Farming as I know it has never been a one person job. Growing up on the farm, my brothers and sisters all played a role in getting the work done. Since my father worked a full time job to pay for the land purchases and farmed when he was not working at his full-time position, my mother often had to step in as farm manager. It was she who assigned chores and made sure they were finished in a timely manner. To us, she was the boss.
My mother is in her mid-eighties now and finally, after 30 years of training under her guidance, I’ve taken over as the boss. At least that is what Mom and Dad say when there is work to do. I would have never been able to rise to the occasion without her though. She was without a doubt the one that taught me that a strong work ethic is the first rule of success on a farm. My goal in walking beans, from around age eight to not too many years ago, was to just not fall too far behind her as she pointed out the weeds I would continually miss. She has always been a sun up to sun down type worker. To this day she is the one who runs meals out to the combine so that we don’t have to slow down during harvest, and she is the one who has added the good business sense to most of our farming investments. Even with me in a management role now, Mom continues to play an important role in our farming operation. She always has the final OK on the accuracy of the record books during tax time, and it’s been her standing rule to have me call her at the end of any harvest to let her know that the equipment is in the barn and animals fed and watered. Everything I learned about hard work and sacrifice I learned from my mom. Patience in farming I get from my dad, but that’s another story. The fact is, women play a vital role in agriculture, and that role is steadily increasing. Today approximately 165,000 farms are run by women, and demographic, social, and economic factors indicate that the number will keep rising.
Jen Filipiak, who held the position of Conservation Associate at Illinois Stewardship Alliance for several years, now works at American Farmland Trust (AFT) with women landowners in a program called “Women Caring for the Land.” Please support Jen and AFT by attending these informative discussions on issues facing women land owners and managers.
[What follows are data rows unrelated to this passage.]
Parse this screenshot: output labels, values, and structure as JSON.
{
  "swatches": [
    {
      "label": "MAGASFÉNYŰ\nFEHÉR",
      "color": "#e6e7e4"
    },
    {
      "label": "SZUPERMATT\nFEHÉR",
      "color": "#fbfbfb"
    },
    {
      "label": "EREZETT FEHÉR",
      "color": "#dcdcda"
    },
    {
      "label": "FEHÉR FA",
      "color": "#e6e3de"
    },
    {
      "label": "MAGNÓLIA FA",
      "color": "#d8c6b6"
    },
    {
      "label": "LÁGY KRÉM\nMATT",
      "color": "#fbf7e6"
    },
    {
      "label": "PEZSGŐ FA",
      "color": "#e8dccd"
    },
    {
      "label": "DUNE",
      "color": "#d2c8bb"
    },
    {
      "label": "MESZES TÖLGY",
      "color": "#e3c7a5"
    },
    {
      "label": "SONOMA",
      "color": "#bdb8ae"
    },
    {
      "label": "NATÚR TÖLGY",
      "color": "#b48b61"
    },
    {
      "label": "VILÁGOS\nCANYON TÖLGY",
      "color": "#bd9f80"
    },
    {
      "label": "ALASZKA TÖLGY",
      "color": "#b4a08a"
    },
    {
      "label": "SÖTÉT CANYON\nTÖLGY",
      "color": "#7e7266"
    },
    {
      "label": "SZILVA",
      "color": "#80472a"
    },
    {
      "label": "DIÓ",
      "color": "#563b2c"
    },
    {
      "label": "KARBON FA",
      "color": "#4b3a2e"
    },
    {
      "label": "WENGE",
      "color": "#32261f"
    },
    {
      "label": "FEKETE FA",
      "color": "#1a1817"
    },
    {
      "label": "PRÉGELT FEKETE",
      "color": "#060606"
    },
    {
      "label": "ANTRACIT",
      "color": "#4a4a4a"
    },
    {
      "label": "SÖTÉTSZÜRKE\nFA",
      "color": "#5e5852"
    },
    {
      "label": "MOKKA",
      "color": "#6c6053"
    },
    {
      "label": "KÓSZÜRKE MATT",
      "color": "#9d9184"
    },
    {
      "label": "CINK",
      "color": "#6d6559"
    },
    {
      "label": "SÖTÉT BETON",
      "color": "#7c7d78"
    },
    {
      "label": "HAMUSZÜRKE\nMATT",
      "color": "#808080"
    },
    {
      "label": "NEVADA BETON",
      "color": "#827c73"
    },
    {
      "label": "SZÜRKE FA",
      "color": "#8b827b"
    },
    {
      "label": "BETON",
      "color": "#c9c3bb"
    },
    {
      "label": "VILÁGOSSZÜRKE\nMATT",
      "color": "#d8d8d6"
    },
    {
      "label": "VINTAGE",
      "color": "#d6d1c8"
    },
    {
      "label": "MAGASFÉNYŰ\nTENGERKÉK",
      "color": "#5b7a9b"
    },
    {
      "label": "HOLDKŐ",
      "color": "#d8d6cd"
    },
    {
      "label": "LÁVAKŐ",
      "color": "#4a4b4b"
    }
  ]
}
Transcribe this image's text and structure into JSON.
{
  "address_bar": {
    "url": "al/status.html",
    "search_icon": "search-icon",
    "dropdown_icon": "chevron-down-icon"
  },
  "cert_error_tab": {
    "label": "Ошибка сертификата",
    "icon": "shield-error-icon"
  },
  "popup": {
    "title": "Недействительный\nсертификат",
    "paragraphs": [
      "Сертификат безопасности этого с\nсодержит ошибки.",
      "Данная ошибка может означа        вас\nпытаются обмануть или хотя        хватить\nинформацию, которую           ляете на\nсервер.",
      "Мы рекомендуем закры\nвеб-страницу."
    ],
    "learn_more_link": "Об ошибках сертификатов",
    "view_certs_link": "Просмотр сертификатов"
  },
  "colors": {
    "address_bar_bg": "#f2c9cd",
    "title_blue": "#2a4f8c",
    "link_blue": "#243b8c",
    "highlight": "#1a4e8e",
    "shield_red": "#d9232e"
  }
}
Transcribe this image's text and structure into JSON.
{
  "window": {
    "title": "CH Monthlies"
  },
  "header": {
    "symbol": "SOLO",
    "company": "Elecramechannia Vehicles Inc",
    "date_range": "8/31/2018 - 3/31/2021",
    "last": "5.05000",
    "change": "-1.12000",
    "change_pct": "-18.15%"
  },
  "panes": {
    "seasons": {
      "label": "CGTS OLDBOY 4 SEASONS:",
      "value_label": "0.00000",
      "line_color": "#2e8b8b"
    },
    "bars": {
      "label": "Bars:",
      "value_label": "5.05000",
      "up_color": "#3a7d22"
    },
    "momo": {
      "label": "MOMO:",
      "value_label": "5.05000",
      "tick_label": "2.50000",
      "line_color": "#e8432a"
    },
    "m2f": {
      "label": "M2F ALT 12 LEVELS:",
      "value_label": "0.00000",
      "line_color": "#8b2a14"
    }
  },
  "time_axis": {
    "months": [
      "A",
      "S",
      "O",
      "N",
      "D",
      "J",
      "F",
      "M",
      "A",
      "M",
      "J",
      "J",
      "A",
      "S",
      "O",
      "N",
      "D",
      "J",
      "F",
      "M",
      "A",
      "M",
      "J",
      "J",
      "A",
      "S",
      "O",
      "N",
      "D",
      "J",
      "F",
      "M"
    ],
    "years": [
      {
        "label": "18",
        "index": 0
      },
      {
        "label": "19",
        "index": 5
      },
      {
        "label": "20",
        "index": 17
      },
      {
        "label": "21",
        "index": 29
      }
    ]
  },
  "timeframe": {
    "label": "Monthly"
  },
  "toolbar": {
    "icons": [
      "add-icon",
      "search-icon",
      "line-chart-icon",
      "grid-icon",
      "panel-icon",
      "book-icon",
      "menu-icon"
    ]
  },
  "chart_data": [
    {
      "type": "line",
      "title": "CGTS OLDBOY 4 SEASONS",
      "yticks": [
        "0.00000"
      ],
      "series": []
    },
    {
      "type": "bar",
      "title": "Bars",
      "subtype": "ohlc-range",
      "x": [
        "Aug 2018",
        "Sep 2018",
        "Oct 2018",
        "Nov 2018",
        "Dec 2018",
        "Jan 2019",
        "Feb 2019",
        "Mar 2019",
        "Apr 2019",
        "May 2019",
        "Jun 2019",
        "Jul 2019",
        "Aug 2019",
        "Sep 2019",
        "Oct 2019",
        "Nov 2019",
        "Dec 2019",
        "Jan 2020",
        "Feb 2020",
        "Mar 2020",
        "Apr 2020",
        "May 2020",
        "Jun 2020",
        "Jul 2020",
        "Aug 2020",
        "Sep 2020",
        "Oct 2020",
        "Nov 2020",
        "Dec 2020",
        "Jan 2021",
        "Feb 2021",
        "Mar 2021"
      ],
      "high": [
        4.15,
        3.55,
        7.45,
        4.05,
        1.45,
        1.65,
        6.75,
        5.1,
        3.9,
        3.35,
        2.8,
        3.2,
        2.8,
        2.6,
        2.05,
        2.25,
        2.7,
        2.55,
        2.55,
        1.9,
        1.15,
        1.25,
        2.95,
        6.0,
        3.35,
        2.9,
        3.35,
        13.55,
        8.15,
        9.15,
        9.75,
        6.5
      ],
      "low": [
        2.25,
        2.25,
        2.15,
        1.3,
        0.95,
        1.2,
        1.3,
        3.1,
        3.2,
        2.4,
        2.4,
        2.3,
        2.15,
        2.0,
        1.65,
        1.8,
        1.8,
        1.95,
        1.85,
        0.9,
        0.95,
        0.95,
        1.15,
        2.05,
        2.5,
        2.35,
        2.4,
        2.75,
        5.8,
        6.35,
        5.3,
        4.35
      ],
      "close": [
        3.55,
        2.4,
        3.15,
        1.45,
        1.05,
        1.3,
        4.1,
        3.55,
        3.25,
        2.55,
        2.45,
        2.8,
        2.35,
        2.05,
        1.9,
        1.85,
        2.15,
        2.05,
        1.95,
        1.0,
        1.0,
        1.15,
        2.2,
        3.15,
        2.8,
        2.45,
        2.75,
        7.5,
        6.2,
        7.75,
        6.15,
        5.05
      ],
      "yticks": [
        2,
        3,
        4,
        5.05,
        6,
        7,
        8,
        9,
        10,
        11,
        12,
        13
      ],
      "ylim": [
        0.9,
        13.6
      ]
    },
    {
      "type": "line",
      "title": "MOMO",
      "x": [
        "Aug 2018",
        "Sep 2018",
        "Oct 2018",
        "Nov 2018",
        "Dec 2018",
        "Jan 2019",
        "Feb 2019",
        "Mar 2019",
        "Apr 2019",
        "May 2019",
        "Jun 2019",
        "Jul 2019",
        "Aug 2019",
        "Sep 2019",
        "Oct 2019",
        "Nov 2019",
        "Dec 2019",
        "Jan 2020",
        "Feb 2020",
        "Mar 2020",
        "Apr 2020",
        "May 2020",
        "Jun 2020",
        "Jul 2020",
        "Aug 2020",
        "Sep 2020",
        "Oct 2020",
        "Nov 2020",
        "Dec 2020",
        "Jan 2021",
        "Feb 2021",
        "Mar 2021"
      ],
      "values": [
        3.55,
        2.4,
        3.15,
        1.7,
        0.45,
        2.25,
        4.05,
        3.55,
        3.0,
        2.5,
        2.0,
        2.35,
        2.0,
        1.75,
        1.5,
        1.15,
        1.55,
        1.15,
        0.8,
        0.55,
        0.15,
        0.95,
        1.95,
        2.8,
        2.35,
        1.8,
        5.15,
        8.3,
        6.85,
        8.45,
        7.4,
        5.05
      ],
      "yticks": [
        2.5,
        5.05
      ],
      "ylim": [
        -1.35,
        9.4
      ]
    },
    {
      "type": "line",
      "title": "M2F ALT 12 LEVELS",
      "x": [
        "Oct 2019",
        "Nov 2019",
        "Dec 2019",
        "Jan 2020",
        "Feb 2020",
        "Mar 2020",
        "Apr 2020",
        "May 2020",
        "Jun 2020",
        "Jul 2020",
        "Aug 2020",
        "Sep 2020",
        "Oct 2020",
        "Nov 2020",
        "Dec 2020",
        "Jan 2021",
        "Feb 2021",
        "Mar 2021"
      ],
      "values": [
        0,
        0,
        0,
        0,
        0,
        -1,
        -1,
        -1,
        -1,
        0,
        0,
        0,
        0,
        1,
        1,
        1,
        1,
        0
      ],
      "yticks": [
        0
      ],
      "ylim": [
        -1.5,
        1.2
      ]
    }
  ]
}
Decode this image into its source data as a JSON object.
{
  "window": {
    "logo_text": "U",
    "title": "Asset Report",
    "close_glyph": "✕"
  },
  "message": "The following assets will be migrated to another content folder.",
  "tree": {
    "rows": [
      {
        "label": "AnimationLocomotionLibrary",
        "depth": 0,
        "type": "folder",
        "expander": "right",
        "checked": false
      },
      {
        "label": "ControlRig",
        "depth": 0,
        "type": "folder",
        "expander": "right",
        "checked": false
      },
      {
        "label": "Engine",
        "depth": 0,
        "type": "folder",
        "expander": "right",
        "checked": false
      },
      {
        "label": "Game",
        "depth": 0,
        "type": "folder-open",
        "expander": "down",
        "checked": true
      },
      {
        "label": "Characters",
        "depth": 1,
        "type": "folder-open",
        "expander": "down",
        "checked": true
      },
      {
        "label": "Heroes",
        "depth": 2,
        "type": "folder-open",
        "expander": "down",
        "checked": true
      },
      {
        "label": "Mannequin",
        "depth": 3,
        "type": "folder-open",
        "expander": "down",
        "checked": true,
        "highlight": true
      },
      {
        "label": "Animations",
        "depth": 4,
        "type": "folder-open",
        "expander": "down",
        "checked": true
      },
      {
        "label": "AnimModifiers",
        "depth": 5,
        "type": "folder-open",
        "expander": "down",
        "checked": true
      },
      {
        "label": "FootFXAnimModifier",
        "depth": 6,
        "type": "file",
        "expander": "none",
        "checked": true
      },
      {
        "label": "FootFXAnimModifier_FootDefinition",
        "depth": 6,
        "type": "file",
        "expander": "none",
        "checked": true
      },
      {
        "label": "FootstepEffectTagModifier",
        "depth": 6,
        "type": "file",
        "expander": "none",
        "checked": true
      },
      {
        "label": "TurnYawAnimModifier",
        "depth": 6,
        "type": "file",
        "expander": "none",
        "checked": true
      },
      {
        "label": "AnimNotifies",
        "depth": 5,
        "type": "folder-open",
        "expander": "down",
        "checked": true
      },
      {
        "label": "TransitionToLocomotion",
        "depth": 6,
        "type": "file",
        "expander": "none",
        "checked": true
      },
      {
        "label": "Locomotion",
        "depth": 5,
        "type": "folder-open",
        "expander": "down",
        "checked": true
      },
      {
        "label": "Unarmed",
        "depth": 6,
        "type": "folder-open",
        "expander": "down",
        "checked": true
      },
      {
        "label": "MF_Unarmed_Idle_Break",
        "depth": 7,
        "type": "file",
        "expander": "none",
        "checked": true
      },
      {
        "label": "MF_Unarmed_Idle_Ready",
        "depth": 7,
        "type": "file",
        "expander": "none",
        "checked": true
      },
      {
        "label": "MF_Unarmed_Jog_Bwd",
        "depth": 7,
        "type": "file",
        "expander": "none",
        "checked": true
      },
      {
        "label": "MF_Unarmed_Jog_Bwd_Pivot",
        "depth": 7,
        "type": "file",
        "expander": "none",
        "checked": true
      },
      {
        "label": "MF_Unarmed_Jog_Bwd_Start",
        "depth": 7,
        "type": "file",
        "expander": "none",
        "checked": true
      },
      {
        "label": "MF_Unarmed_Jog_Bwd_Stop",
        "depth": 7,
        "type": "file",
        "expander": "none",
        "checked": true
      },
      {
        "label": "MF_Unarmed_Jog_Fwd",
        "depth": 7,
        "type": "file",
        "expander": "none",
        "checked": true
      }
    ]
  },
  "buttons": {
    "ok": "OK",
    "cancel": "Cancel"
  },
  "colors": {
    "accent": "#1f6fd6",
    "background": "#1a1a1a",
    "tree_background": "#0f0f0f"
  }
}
The workshops are being held around the state of Illinois as well as in many other states. These workshops are forming support groups of fellow women landowners to help them face the challenges that exist in their rural communities. The next meetings in Illinois will be held on Thursday, August 21 in Reynolds and Thursday, August 28 in Lexington. Learn more about these workshops.
And while you’re here, check out this great article featuring a photographer who is capturing the face of women in agriculture and the stunning pictures to go along with it.